As a child, many could be unaware of so many things in the world when I was growing up. However, today more and more of the protected unknowns are finding their way into the lives of everyone, from young to old.

The rise in stress, anxiety, and depression in all age groups could be connected to this knowledge. It is a thought worth thinking about. How much of the world's negativity are we welcoming into our lives freely without questions? As adults, are we fearful of shutting out those things threatening the values, beliefs, and the core of the authenticity of what our families stand for today?

Shutting out the negative noise of the world is something we can do from time to time. We are helping to establish a time to discuss appropriately as a family what is heard, seen, and the perceptions of what is happening. Provide a balance of encouragement to answer questions to understand and to help guide children with the foundation of the family.


Knowledge is vital to all of us. We need to be informed and understand what is happening in the world in which we live. Having a true whole picture of balance with each issue is what is needed for the depth of understanding we need. Providing our children and others with short little bits of informational headlines repeated can instill fear, uncertainty, stress, anxiety, and depression, to name a few.

Having time to sit down to talk about issues and helping others feel good and safe will relieve many of the symptoms of uncertainty placed on individuals. Knowledge can help us grow if the learning is meaningful and authentic.
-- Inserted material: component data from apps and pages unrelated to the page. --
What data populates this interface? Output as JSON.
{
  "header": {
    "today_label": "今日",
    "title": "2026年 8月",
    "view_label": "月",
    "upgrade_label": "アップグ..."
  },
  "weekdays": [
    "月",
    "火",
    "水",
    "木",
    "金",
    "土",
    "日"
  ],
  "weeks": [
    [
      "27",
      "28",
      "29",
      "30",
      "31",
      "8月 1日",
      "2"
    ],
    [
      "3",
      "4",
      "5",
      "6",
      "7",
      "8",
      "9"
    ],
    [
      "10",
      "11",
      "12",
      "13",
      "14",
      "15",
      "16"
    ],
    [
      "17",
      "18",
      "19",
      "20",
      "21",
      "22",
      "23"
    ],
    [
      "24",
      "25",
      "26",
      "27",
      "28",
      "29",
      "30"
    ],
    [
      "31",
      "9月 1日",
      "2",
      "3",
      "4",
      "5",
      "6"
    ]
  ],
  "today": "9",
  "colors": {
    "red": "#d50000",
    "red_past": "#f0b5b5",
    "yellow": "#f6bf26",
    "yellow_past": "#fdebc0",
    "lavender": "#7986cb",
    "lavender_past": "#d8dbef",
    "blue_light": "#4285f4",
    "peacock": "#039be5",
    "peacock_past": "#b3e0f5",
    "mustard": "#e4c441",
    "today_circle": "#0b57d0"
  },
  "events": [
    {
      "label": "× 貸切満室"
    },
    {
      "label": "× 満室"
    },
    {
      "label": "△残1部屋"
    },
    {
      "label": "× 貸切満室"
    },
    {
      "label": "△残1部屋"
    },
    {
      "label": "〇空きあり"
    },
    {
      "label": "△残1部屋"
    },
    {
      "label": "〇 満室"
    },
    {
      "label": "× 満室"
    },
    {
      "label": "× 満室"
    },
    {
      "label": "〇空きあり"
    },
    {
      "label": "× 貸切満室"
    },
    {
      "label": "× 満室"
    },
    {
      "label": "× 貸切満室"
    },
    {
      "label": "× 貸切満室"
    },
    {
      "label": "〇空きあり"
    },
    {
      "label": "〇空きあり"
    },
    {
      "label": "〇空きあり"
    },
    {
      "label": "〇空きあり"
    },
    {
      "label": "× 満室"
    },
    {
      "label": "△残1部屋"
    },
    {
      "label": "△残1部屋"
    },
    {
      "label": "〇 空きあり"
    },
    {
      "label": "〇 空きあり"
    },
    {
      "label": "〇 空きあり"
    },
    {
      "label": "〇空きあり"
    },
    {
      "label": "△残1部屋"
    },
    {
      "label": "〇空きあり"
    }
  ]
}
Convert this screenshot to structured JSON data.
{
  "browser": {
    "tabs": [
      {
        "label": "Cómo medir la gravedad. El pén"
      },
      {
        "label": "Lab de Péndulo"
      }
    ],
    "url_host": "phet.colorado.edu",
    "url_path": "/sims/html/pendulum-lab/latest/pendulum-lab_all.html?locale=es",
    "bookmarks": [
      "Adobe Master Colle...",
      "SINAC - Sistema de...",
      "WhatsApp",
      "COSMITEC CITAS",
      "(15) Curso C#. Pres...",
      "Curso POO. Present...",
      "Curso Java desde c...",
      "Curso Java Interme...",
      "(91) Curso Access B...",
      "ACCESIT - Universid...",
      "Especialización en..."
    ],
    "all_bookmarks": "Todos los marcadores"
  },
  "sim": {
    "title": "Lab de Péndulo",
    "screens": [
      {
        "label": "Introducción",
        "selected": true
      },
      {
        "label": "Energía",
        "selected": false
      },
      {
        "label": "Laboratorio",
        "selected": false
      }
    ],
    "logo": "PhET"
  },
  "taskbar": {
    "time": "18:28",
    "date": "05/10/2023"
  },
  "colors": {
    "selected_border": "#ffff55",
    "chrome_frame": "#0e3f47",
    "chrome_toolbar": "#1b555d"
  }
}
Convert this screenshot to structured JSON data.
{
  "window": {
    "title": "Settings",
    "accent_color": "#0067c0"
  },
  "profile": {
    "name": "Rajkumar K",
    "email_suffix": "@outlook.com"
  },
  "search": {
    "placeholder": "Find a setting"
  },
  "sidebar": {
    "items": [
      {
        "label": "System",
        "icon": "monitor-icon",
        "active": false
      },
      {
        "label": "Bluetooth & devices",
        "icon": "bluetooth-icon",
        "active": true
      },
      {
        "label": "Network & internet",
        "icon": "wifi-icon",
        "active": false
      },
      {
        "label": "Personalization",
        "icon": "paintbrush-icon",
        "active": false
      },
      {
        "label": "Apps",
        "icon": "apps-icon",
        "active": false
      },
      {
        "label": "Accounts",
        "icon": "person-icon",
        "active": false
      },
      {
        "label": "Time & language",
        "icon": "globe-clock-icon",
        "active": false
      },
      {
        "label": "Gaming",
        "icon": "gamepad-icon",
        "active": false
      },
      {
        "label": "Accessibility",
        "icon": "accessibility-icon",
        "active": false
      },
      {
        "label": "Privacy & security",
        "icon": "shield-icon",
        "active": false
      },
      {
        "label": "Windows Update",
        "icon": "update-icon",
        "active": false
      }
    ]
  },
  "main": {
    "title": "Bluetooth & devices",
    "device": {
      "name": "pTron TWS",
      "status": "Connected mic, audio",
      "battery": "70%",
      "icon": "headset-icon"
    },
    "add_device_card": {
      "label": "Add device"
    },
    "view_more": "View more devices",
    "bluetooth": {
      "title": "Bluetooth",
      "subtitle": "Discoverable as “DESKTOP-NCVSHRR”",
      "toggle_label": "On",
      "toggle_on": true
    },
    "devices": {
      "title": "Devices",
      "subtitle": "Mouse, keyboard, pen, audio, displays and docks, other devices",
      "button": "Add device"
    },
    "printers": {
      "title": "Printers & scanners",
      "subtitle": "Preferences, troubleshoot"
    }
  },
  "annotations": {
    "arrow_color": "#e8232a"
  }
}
What do you want to know? How will you gain the knowledge you seek? What will you do when you learn the answer? Help children feel safe to ask questions at home they want and need to have answers to. Open communication with a listening ear is essential and not a judgmental one. Help them see, hear and learn from you the questions the seek yo understand.

Chaos seems to be a word to capture moments in our life and society. Christmas comes to mind when the family is crowded in the festivity of celebrating, and if you have just a moment to step back to look, it is fantastic!

Fall is the time we can notice the changes happening all around us. I love the illustration above with the little girl looking up in wonderment. The seeds scatter to find a place to land in hopes of sprouting to grow.

Throughout all of the chaos of the world, many little things are happening each day to add up to make significant changes. Add your positive impact each day.

"I only have 2 rules!"
© 2024 Brenda Yoho
Designed by  WP Expeditions.       
databasebookusersphone-handsetmiclayers Hide picture